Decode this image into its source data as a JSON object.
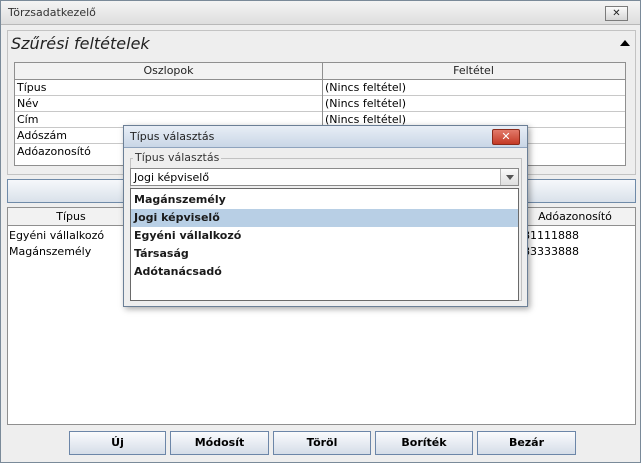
{
  "window": {
    "title": "Törzsadatkezelő",
    "close_glyph": "✕"
  },
  "filter": {
    "section_title": "Szűrési feltételek",
    "columns_header": "Oszlopok",
    "condition_header": "Feltétel",
    "rows": [
      {
        "column": "Típus",
        "condition": "(Nincs feltétel)"
      },
      {
        "column": "Név",
        "condition": "(Nincs feltétel)"
      },
      {
        "column": "Cím",
        "condition": "(Nincs feltétel)"
      },
      {
        "column": "Adószám",
        "condition": ""
      },
      {
        "column": "Adóazonosító",
        "condition": ""
      }
    ]
  },
  "results": {
    "headers": [
      "Típus",
      "Adóazonosító"
    ],
    "rows": [
      {
        "type": "Egyéni vállalkozó",
        "tax_id": "881111888"
      },
      {
        "type": "Magánszemély",
        "tax_id": "883333888"
      }
    ]
  },
  "buttons": {
    "new": "Új",
    "modify": "Módosít",
    "delete": "Töröl",
    "envelope": "Boríték",
    "close": "Bezár"
  },
  "dialog": {
    "title": "Típus választás",
    "close_glyph": "✕",
    "group_label": "Típus választás",
    "selected": "Jogi képviselő",
    "options": [
      "Magánszemély",
      "Jogi képviselő",
      "Egyéni vállalkozó",
      "Társaság",
      "Adótanácsadó"
    ]
  },
  "colors": {
    "selection": "#b8cfe5",
    "button_border": "#6c86a8",
    "dialog_close": "#c43a26"
  },
  "icons": {
    "collapse": "triangle-up-icon",
    "dropdown": "chevron-down-icon"
  }
}
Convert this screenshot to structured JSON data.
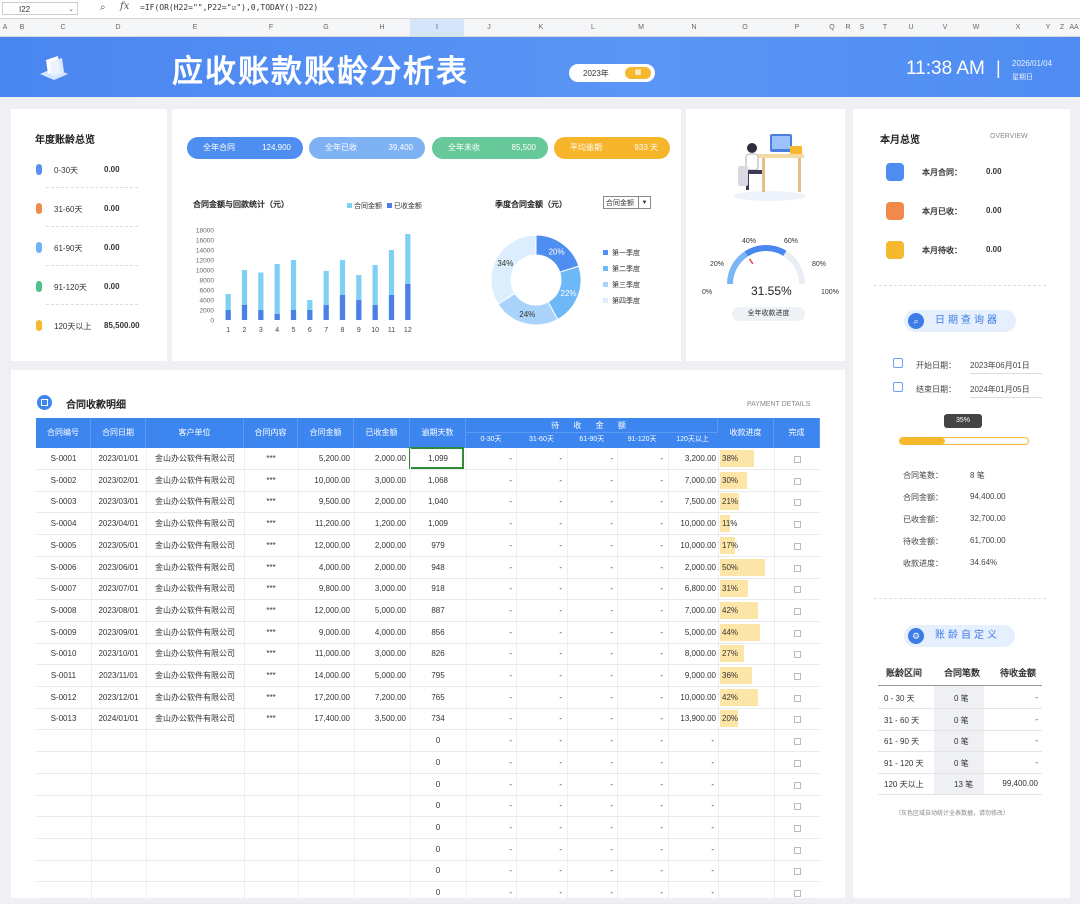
{
  "formula_bar": {
    "cell_ref": "I22",
    "formula": "=IF(OR(H22=\"\",P22=\"☑\"),0,TODAY()-D22)"
  },
  "columns": [
    "A",
    "B",
    "C",
    "D",
    "E",
    "F",
    "G",
    "H",
    "I",
    "J",
    "K",
    "L",
    "M",
    "N",
    "O",
    "P",
    "Q",
    "R",
    "S",
    "T",
    "U",
    "V",
    "W",
    "X",
    "Y",
    "Z",
    "AA"
  ],
  "header": {
    "title": "应收账款账龄分析表",
    "year": "2023年",
    "year_btn": "▦",
    "time": "11:38 AM",
    "sep": "|",
    "date": "2026/01/04",
    "weekday": "星期日"
  },
  "annual": {
    "title": "年度账龄总览",
    "rows": [
      {
        "label": "0-30天",
        "value": "0.00"
      },
      {
        "label": "31-60天",
        "value": "0.00"
      },
      {
        "label": "61-90天",
        "value": "0.00"
      },
      {
        "label": "91-120天",
        "value": "0.00"
      },
      {
        "label": "120天以上",
        "value": "85,500.00"
      }
    ]
  },
  "kpis": [
    {
      "label": "全年合同",
      "value": "124,900"
    },
    {
      "label": "全年已收",
      "value": "39,400"
    },
    {
      "label": "全年未收",
      "value": "85,500"
    },
    {
      "label": "平均逾期",
      "value": "933 天"
    }
  ],
  "bar_chart": {
    "title": "合同金额与回款统计（元）",
    "legend": [
      "合同金额",
      "已收金额"
    ]
  },
  "pie_chart": {
    "title": "季度合同金额（元）",
    "selector": "合同金额",
    "legend": [
      "第一季度",
      "第二季度",
      "第三季度",
      "第四季度"
    ]
  },
  "gauge": {
    "value": "31.55%",
    "caption": "全年收款进度",
    "ticks": [
      "0%",
      "20%",
      "40%",
      "60%",
      "80%",
      "100%"
    ]
  },
  "table": {
    "title": "合同收款明细",
    "subtitle": "PAYMENT DETAILS",
    "headers": [
      "合同编号",
      "合同日期",
      "客户单位",
      "合同内容",
      "合同金额",
      "已收金额",
      "逾期天数",
      "待 收 金 额",
      "收款进度",
      "完成"
    ],
    "sub_headers": [
      "0-30天",
      "31-60天",
      "61-90天",
      "91-120天",
      "120天以上"
    ],
    "rows": [
      {
        "id": "S-0001",
        "date": "2023/01/01",
        "client": "金山办公软件有限公司",
        "content": "***",
        "amount": "5,200.00",
        "received": "2,000.00",
        "overdue": "1,099",
        "b1": "-",
        "b2": "-",
        "b3": "-",
        "b4": "-",
        "b5": "3,200.00",
        "progress": "38%"
      },
      {
        "id": "S-0002",
        "date": "2023/02/01",
        "client": "金山办公软件有限公司",
        "content": "***",
        "amount": "10,000.00",
        "received": "3,000.00",
        "overdue": "1,068",
        "b1": "-",
        "b2": "-",
        "b3": "-",
        "b4": "-",
        "b5": "7,000.00",
        "progress": "30%"
      },
      {
        "id": "S-0003",
        "date": "2023/03/01",
        "client": "金山办公软件有限公司",
        "content": "***",
        "amount": "9,500.00",
        "received": "2,000.00",
        "overdue": "1,040",
        "b1": "-",
        "b2": "-",
        "b3": "-",
        "b4": "-",
        "b5": "7,500.00",
        "progress": "21%"
      },
      {
        "id": "S-0004",
        "date": "2023/04/01",
        "client": "金山办公软件有限公司",
        "content": "***",
        "amount": "11,200.00",
        "received": "1,200.00",
        "overdue": "1,009",
        "b1": "-",
        "b2": "-",
        "b3": "-",
        "b4": "-",
        "b5": "10,000.00",
        "progress": "11%"
      },
      {
        "id": "S-0005",
        "date": "2023/05/01",
        "client": "金山办公软件有限公司",
        "content": "***",
        "amount": "12,000.00",
        "received": "2,000.00",
        "overdue": "979",
        "b1": "-",
        "b2": "-",
        "b3": "-",
        "b4": "-",
        "b5": "10,000.00",
        "progress": "17%"
      },
      {
        "id": "S-0006",
        "date": "2023/06/01",
        "client": "金山办公软件有限公司",
        "content": "***",
        "amount": "4,000.00",
        "received": "2,000.00",
        "overdue": "948",
        "b1": "-",
        "b2": "-",
        "b3": "-",
        "b4": "-",
        "b5": "2,000.00",
        "progress": "50%"
      },
      {
        "id": "S-0007",
        "date": "2023/07/01",
        "client": "金山办公软件有限公司",
        "content": "***",
        "amount": "9,800.00",
        "received": "3,000.00",
        "overdue": "918",
        "b1": "-",
        "b2": "-",
        "b3": "-",
        "b4": "-",
        "b5": "6,800.00",
        "progress": "31%"
      },
      {
        "id": "S-0008",
        "date": "2023/08/01",
        "client": "金山办公软件有限公司",
        "content": "***",
        "amount": "12,000.00",
        "received": "5,000.00",
        "overdue": "887",
        "b1": "-",
        "b2": "-",
        "b3": "-",
        "b4": "-",
        "b5": "7,000.00",
        "progress": "42%"
      },
      {
        "id": "S-0009",
        "date": "2023/09/01",
        "client": "金山办公软件有限公司",
        "content": "***",
        "amount": "9,000.00",
        "received": "4,000.00",
        "overdue": "856",
        "b1": "-",
        "b2": "-",
        "b3": "-",
        "b4": "-",
        "b5": "5,000.00",
        "progress": "44%"
      },
      {
        "id": "S-0010",
        "date": "2023/10/01",
        "client": "金山办公软件有限公司",
        "content": "***",
        "amount": "11,000.00",
        "received": "3,000.00",
        "overdue": "826",
        "b1": "-",
        "b2": "-",
        "b3": "-",
        "b4": "-",
        "b5": "8,000.00",
        "progress": "27%"
      },
      {
        "id": "S-0011",
        "date": "2023/11/01",
        "client": "金山办公软件有限公司",
        "content": "***",
        "amount": "14,000.00",
        "received": "5,000.00",
        "overdue": "795",
        "b1": "-",
        "b2": "-",
        "b3": "-",
        "b4": "-",
        "b5": "9,000.00",
        "progress": "36%"
      },
      {
        "id": "S-0012",
        "date": "2023/12/01",
        "client": "金山办公软件有限公司",
        "content": "***",
        "amount": "17,200.00",
        "received": "7,200.00",
        "overdue": "765",
        "b1": "-",
        "b2": "-",
        "b3": "-",
        "b4": "-",
        "b5": "10,000.00",
        "progress": "42%"
      },
      {
        "id": "S-0013",
        "date": "2024/01/01",
        "client": "金山办公软件有限公司",
        "content": "***",
        "amount": "17,400.00",
        "received": "3,500.00",
        "overdue": "734",
        "b1": "-",
        "b2": "-",
        "b3": "-",
        "b4": "-",
        "b5": "13,900.00",
        "progress": "20%"
      }
    ],
    "empty_rows": {
      "overdue": "0",
      "dash": "-",
      "count": 8
    }
  },
  "month": {
    "title": "本月总览",
    "overview": "OVERVIEW",
    "rows": [
      {
        "label": "本月合同：",
        "value": "0.00"
      },
      {
        "label": "本月已收：",
        "value": "0.00"
      },
      {
        "label": "本月待收：",
        "value": "0.00"
      }
    ]
  },
  "query": {
    "title": "日期查询器",
    "start_label": "开始日期：",
    "start": "2023年06月01日",
    "end_label": "结束日期：",
    "end": "2024年01月05日",
    "progress_label": "35%",
    "progress": 0.35,
    "stats": [
      {
        "label": "合同笔数：",
        "value": "8 笔"
      },
      {
        "label": "合同金额：",
        "value": "94,400.00"
      },
      {
        "label": "已收金额：",
        "value": "32,700.00"
      },
      {
        "label": "待收金额：",
        "value": "61,700.00"
      },
      {
        "label": "收款进度：",
        "value": "34.64%"
      }
    ]
  },
  "aging": {
    "title": "账龄自定义",
    "headers": [
      "账龄区间",
      "合同笔数",
      "待收金额"
    ],
    "rows": [
      {
        "range": "0 - 30 天",
        "count": "0 笔",
        "amount": "-"
      },
      {
        "range": "31 - 60 天",
        "count": "0 笔",
        "amount": "-"
      },
      {
        "range": "61 - 90 天",
        "count": "0 笔",
        "amount": "-"
      },
      {
        "range": "91 - 120 天",
        "count": "0 笔",
        "amount": "-"
      },
      {
        "range": "120 天以上",
        "count": "13 笔",
        "amount": "99,400.00"
      }
    ],
    "note": "（灰色区域自动统计全表数据，请勿修改）"
  },
  "chart_data": [
    {
      "type": "bar",
      "title": "合同金额与回款统计（元）",
      "categories": [
        "1",
        "2",
        "3",
        "4",
        "5",
        "6",
        "7",
        "8",
        "9",
        "10",
        "11",
        "12"
      ],
      "series": [
        {
          "name": "合同金额",
          "values": [
            5200,
            10000,
            9500,
            11200,
            12000,
            4000,
            9800,
            12000,
            9000,
            11000,
            14000,
            17200
          ]
        },
        {
          "name": "已收金额",
          "values": [
            2000,
            3000,
            2000,
            1200,
            2000,
            2000,
            3000,
            5000,
            4000,
            3000,
            5000,
            7200
          ]
        }
      ],
      "ylim": [
        0,
        18000
      ],
      "yticks": [
        "0",
        "2000",
        "4000",
        "6000",
        "8000",
        "10000",
        "12000",
        "14000",
        "16000",
        "18000"
      ]
    },
    {
      "type": "pie",
      "title": "季度合同金额（元）",
      "categories": [
        "第一季度",
        "第二季度",
        "第三季度",
        "第四季度"
      ],
      "values": [
        20,
        22,
        24,
        34
      ]
    },
    {
      "type": "gauge",
      "value": 31.55,
      "range": [
        0,
        100
      ]
    }
  ],
  "colors": {
    "blue": "#3d86f0",
    "light_blue": "#7fd0f5",
    "green": "#67c89a",
    "orange": "#f7b52b",
    "annual_dots": [
      "#5b8ff2",
      "#ef8a4a",
      "#6eb3f7",
      "#4fc08b",
      "#f5b82e"
    ],
    "month_icons": [
      "#4e8cf0",
      "#ef8a4a",
      "#f5b82e"
    ],
    "kpi_colors": [
      "#4e8ef0",
      "#7fb2f5",
      "#67c89a",
      "#f7b52b"
    ],
    "pie_colors": [
      "#4e8ef0",
      "#6fb8f7",
      "#a9d3fa",
      "#dceefd"
    ]
  }
}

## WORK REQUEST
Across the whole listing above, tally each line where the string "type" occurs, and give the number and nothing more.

## SOLUTION
5